Transformation Studio

Course content

This course is an advanced design studio concerned with the transformation of existing built environments.

The aim of the course is to enhance the individual student’s ability to practice landscape/urban design and to provide the student with generic project development skills by training the student in developing a transformation project from scratch.

The course aims to provide the student with the abilities to identify problems in a complex context and transform them into a program that can provide the basis for a well-argued and design intervention-based answer.

The course will focus on how to analyse, program, conceptualise and design across multiple scales. Sites are considered as relational constructs pointing to at least three areas of interest: the area of intervention, the area of effect and the area of influence. This approach will steer the analyses and consequently the design/transformation.

Design is considered within the framework of transformation, i.e. working within an already built context with the purpose of transferring something existing into something it can become. This emphasizes not only our preconceptions and pre-evaluations of what is already there; it also challenges our ‘reading’ tools.

Design will be used as a means for examining possible futures and hence constitutes an integrated tool for setting the brief. The point of departure will be a specific site and an overarching theme. The choice of site and theme may change from year to year. Within a site-specific framework the students will analyse and identify various subthemes that may constitute the building blocks in the project.

Focus will be on the spatial interactions between how we organize material aspects (structure, material, flows of material), how we integrate practices (what will be going on) and how we think of space (discourses) in a diachronic perspective, i.e. how we think of the above mentioned aspects through time, yesterday, today and tomorrow.

Working with transformation projects stimulates discussions of new interpretations, new uses, new aesthetics and new understandings, which will be an integrated part of the course.

The theoretical framework of the course is open, but will touch upon site-specificity, new heritage and current transformation theories as indicated above.


MSc Programme in Landscape Architecture

Learning outcome
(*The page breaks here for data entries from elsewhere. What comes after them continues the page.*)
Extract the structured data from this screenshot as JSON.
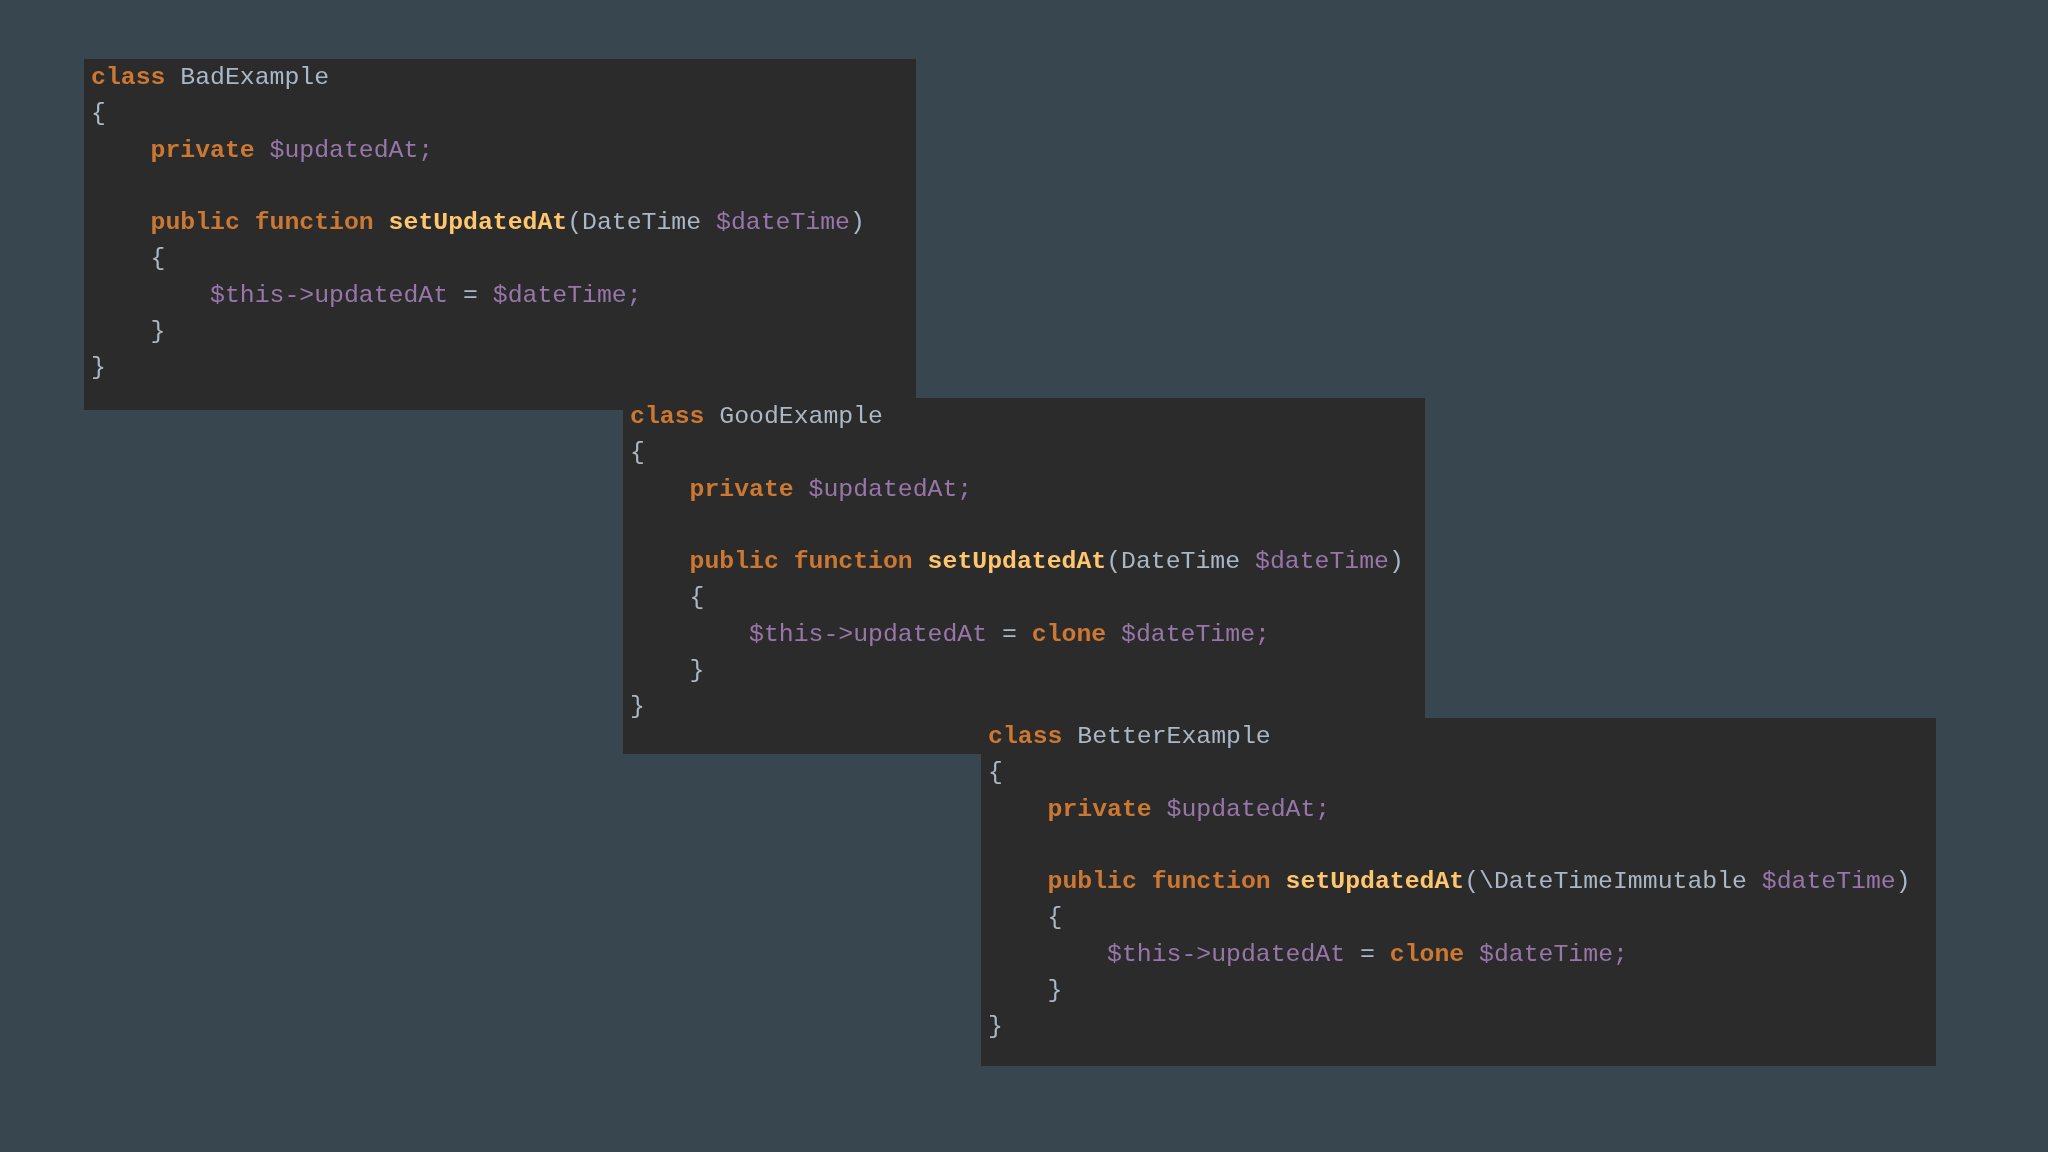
{
  "panels": [
    {
      "lines": [
        {
          "kind": "code",
          "tokens": [
            {
              "kind": "keyword",
              "text": "class"
            },
            {
              "kind": "plain",
              "text": " BadExample"
            }
          ]
        },
        {
          "kind": "code",
          "tokens": [
            {
              "kind": "plain",
              "text": "{"
            }
          ]
        },
        {
          "kind": "code",
          "tokens": [
            {
              "kind": "keyword",
              "text": "    private"
            },
            {
              "kind": "variable",
              "text": " $updatedAt;"
            }
          ]
        },
        {
          "kind": "blank"
        },
        {
          "kind": "code",
          "tokens": [
            {
              "kind": "keyword",
              "text": "    public function"
            },
            {
              "kind": "function",
              "text": " setUpdatedAt"
            },
            {
              "kind": "plain",
              "text": "(DateTime "
            },
            {
              "kind": "variable",
              "text": "$dateTime"
            },
            {
              "kind": "plain",
              "text": ")"
            }
          ]
        },
        {
          "kind": "code",
          "tokens": [
            {
              "kind": "plain",
              "text": "    {"
            }
          ]
        },
        {
          "kind": "code",
          "tokens": [
            {
              "kind": "variable",
              "text": "        $this->updatedAt"
            },
            {
              "kind": "plain",
              "text": " = "
            },
            {
              "kind": "variable",
              "text": "$dateTime;"
            }
          ]
        },
        {
          "kind": "code",
          "tokens": [
            {
              "kind": "plain",
              "text": "    }"
            }
          ]
        },
        {
          "kind": "code",
          "tokens": [
            {
              "kind": "plain",
              "text": "}"
            }
          ]
        }
      ]
    },
    {
      "lines": [
        {
          "kind": "code",
          "tokens": [
            {
              "kind": "keyword",
              "text": "class"
            },
            {
              "kind": "plain",
              "text": " GoodExample"
            }
          ]
        },
        {
          "kind": "code",
          "tokens": [
            {
              "kind": "plain",
              "text": "{"
            }
          ]
        },
        {
          "kind": "code",
          "tokens": [
            {
              "kind": "keyword",
              "text": "    private"
            },
            {
              "kind": "variable",
              "text": " $updatedAt;"
            }
          ]
        },
        {
          "kind": "blank"
        },
        {
          "kind": "code",
          "tokens": [
            {
              "kind": "keyword",
              "text": "    public function"
            },
            {
              "kind": "function",
              "text": " setUpdatedAt"
            },
            {
              "kind": "plain",
              "text": "(DateTime "
            },
            {
              "kind": "variable",
              "text": "$dateTime"
            },
            {
              "kind": "plain",
              "text": ")"
            }
          ]
        },
        {
          "kind": "code",
          "tokens": [
            {
              "kind": "plain",
              "text": "    {"
            }
          ]
        },
        {
          "kind": "code",
          "tokens": [
            {
              "kind": "variable",
              "text": "        $this->updatedAt"
            },
            {
              "kind": "plain",
              "text": " = "
            },
            {
              "kind": "keyword",
              "text": "clone"
            },
            {
              "kind": "variable",
              "text": " $dateTime;"
            }
          ]
        },
        {
          "kind": "code",
          "tokens": [
            {
              "kind": "plain",
              "text": "    }"
            }
          ]
        },
        {
          "kind": "code",
          "tokens": [
            {
              "kind": "plain",
              "text": "}"
            }
          ]
        }
      ]
    },
    {
      "lines": [
        {
          "kind": "code",
          "tokens": [
            {
              "kind": "keyword",
              "text": "class"
            },
            {
              "kind": "plain",
              "text": " BetterExample"
            }
          ]
        },
        {
          "kind": "code",
          "tokens": [
            {
              "kind": "plain",
              "text": "{"
            }
          ]
        },
        {
          "kind": "code",
          "tokens": [
            {
              "kind": "keyword",
              "text": "    private"
            },
            {
              "kind": "variable",
              "text": " $updatedAt;"
            }
          ]
        },
        {
          "kind": "blank"
        },
        {
          "kind": "code",
          "tokens": [
            {
              "kind": "keyword",
              "text": "    public function"
            },
            {
              "kind": "function",
              "text": " setUpdatedAt"
            },
            {
              "kind": "plain",
              "text": "(\\DateTimeImmutable "
            },
            {
              "kind": "variable",
              "text": "$dateTime"
            },
            {
              "kind": "plain",
              "text": ")"
            }
          ]
        },
        {
          "kind": "code",
          "tokens": [
            {
              "kind": "plain",
              "text": "    {"
            }
          ]
        },
        {
          "kind": "code",
          "tokens": [
            {
              "kind": "variable",
              "text": "        $this->updatedAt"
            },
            {
              "kind": "plain",
              "text": " = "
            },
            {
              "kind": "keyword",
              "text": "clone"
            },
            {
              "kind": "variable",
              "text": " $dateTime;"
            }
          ]
        },
        {
          "kind": "code",
          "tokens": [
            {
              "kind": "plain",
              "text": "    }"
            }
          ]
        },
        {
          "kind": "code",
          "tokens": [
            {
              "kind": "plain",
              "text": "}"
            }
          ]
        }
      ]
    }
  ]
}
The aim of the project work itself is to gain insight into; (1) understanding and analysing a complex, existing context; (2) formulating initial landscape related problems which may lead to (3) spatial programming by means of design, reflecting social and biological aspects and thereby (4) develop and communicate argued and design intervention based answers to the identified problems.
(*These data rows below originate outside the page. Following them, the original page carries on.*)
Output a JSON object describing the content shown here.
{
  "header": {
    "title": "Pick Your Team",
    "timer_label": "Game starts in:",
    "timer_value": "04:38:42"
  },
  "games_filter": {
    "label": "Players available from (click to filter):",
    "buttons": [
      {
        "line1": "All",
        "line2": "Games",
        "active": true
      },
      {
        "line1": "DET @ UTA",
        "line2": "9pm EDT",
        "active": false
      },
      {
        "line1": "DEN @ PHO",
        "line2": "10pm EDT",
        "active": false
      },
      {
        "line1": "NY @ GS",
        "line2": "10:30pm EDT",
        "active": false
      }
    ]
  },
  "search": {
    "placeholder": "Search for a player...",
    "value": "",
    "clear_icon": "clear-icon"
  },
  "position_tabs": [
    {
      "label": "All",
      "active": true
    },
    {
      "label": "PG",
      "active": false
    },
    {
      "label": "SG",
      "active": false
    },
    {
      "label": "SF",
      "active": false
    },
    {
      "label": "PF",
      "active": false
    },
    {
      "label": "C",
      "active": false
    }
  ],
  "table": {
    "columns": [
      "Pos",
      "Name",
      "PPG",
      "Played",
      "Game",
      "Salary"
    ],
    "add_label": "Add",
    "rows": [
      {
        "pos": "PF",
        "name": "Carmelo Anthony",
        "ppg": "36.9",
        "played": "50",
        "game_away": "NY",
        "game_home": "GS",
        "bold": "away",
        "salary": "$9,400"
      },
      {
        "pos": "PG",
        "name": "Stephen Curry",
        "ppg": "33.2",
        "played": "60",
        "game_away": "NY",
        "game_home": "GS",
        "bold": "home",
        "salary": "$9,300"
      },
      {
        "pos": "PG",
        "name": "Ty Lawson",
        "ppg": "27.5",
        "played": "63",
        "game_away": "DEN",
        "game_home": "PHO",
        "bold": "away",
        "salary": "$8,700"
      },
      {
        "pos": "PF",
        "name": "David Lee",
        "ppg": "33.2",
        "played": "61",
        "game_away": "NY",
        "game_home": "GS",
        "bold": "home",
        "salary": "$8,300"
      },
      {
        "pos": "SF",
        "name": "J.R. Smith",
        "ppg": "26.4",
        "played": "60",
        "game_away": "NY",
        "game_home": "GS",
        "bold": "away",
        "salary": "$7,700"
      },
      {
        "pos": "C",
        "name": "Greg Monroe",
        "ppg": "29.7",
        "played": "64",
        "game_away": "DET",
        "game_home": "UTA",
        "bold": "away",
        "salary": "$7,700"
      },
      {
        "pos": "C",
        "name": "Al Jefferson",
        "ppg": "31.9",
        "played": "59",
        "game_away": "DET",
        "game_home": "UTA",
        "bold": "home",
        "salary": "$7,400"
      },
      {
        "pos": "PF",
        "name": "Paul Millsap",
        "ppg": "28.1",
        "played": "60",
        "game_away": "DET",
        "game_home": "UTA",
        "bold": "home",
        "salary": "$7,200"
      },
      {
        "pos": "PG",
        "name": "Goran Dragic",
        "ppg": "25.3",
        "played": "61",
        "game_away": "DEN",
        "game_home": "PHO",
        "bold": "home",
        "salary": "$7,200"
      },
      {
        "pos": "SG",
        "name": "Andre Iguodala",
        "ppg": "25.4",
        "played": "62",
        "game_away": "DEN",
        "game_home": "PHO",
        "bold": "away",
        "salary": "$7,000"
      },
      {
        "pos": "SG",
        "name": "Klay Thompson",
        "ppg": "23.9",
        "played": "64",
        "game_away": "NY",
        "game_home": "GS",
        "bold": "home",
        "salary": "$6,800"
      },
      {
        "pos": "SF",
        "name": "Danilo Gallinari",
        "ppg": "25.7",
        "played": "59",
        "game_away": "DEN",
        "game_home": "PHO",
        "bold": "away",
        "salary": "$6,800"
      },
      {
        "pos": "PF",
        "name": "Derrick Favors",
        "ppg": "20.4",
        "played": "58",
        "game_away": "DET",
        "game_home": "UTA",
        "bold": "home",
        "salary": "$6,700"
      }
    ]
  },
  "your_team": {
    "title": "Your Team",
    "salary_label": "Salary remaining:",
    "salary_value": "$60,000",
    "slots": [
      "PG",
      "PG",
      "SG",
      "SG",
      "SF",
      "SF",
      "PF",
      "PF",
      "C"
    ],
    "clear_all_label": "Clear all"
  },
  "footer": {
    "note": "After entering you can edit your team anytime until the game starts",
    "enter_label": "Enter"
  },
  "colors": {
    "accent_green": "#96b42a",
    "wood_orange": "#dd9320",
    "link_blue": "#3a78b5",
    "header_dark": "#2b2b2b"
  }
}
The main aims of the course are to provide academic, professional, artistic, and scientific competence in problem formulating and solving related to landscape architecture/urban design through project work in a multiscale perspective.

After completing the course, the students will have the following:


-         theories of the relationship between design and transformation


-         ability to approach, analyse, formulate, develop and debate arguments, strategies, design solutions and spatial programmes and their potential to create change in urban environments.

-         ability to describe, conceptualise, apply and operationalise theoretical knowledge in relation to spatial transformation through drawings, illustrations, diagrams, and text.

-         ability to apply scientific, technological and ethical skills in relation to discussion a problem professionally through a design solution.


-          ability to show and communicate a critical and reflective view of problems, arguments and solutions of own – and others – work in the field of design as transformation.

The teaching methods applied include scientific and artistic methods as well as techniques for sketching and presentation. Special emphasis is put on onsite observations in combination with representation studies, diagrams, conversation and texts.
The theory of education is that the learning is best done in independent group work and through dialogue with tutors and fellow students around the drawing board, through presentations where fellow students and tutors comment and give constructive critique. In addition there are lectures and introductions by guests and supervisors.

Literature will be handed out at the beginning of the course.

Academic qualifications equivalent to a BSc degree is recommended.

Continuous feedback during the course of the semester
Feedback by final exam (In addition to the grade)
Peer feedback (Students give each other feedback)
Type of assessment
Oral examination, 15 min
Written assignment, during course
Oral examination based on group project work. Written assignment to be handed in prior to the exam week. A combined grade is given after the oral exam.

The assignment must be submitted in physical form and in Digital Exam (3d-models, sketchbooks and logbooks are exempted). The format of the physical submission must follow the instructions of the teacher.

The assignment will not be graded if not submitted on time in Digital Exam.
All aids allowed
Marking scale
7-point grading scale
Censorship form
No external censorship
Several internal examiners
Criteria for exam assessment

Please see learning outcome.

Single subject courses (day)

  • Category
  • Hours
  • Lectures
  • 20
  • Preparation
  • 80
  • Excursions
  • 42
  • Project work
  • 200
  • Guidance
  • 60
  • Exam
  • 10
  • English
  • 412